On its Web page, Harvard Law School cites the university's nondiscrimination policy and then goes on to describe how it lives up to that principle:

"The Harvard Law School makes one exception to this policy. Under threat of loss of funding to the University resulting from the Solomon Amendment, the Law School has suspended the application of its nondiscrimination policy to military recruiters."

You don't have to be a lawyer to get the point: Even though we are one of the world's wealthiest universities, we'd rather make an exception to our principles than give up the money. So we'll do what the Solomon Amendment requires and hold our noses.

Oh please. As I'm sure McGurn knows perfectly well, the reason Harvard Law School adopted this policy is because Congress changed the rules of the Solomon Amendment in 2001 so that if Harvard Law School (or any school within a larger university) barred military recruiters over Don't Ask, Don't Tell, the entire university would lose its federal funding. Standing on principle is all well and good, but it's quite a bit different from imposing your principles on others -- which is what the rule change asked the law school to do. You don't have to be a columnist for the Wall Street Journal to get this point.

A somewhat broader and more obvious point is that Institutions of higher education can contain a multitude of principles. One is "provide the best possible education to your students." Another easy one (for Harvard at least) is "don't discriminate on the basis of sexual orientation."

But institutional principles can and do conflict. If Harvard Medical School gives up tens of millions of dollars in federal research grants (at stake: "provide the best education possible") so that Harvard Law School can prohibit an organization from recruiting on campus (at stake: "don't discriminate on the basis of sexual orientation") does "principle" really win?

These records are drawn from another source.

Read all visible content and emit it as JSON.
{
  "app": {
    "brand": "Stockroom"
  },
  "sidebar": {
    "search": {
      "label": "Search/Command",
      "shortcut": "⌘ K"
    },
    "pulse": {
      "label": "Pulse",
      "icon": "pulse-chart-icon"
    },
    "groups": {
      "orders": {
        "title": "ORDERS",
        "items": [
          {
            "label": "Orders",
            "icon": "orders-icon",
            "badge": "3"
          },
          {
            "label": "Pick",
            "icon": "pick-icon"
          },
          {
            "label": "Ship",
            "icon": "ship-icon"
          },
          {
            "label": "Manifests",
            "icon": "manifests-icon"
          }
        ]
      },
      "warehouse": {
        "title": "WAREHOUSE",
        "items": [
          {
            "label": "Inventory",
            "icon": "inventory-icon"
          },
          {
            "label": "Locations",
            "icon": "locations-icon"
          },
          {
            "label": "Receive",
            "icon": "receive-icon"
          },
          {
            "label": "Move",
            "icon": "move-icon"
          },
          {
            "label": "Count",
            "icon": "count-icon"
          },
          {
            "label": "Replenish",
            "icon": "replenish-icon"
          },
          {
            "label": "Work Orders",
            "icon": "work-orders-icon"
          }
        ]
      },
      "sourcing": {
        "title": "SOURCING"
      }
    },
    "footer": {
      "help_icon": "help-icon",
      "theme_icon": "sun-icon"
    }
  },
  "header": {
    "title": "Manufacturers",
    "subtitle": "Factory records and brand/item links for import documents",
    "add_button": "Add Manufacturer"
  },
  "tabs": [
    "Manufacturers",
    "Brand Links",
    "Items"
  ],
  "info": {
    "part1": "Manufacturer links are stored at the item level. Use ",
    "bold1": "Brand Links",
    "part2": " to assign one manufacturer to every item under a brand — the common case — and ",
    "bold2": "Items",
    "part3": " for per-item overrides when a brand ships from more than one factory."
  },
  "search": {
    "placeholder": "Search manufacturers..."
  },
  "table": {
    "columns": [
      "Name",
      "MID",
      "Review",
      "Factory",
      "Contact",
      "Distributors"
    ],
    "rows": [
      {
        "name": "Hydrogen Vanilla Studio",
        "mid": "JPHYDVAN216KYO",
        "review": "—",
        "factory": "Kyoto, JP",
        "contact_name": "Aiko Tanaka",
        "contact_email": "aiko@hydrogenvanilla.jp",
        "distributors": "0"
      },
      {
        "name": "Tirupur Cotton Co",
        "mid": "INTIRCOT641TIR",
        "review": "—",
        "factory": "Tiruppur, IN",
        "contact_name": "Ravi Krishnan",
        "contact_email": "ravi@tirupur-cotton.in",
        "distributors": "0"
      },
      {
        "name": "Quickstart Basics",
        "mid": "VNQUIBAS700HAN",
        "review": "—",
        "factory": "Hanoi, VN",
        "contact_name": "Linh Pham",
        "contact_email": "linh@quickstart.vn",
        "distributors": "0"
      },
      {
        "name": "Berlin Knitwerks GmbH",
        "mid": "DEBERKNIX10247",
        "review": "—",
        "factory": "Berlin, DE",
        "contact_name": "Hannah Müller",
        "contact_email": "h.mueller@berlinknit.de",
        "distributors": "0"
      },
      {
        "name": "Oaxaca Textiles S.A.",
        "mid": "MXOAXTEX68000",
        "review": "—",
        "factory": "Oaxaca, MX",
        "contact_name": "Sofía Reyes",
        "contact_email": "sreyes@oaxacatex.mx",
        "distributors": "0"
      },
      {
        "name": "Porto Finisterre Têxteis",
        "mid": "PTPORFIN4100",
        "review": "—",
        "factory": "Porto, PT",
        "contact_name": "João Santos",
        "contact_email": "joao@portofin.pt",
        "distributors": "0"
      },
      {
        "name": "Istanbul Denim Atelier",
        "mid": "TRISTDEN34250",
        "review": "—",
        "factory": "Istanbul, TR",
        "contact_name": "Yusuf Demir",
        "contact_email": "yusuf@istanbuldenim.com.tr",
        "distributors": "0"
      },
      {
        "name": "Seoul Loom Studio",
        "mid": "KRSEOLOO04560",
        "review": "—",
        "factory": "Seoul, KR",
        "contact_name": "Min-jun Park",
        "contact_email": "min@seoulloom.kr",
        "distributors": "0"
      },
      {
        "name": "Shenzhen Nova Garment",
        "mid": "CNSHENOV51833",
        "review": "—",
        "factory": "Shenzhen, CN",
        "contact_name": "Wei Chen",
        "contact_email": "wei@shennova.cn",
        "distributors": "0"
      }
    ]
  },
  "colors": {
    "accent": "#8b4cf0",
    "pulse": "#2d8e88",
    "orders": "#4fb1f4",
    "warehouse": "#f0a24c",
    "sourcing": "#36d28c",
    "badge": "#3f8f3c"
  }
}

It seems to me that the careful and pragmatic management of tradeoffs is just how every reasonably nuanced organization gets things done.

Image from Flickr user Gosh@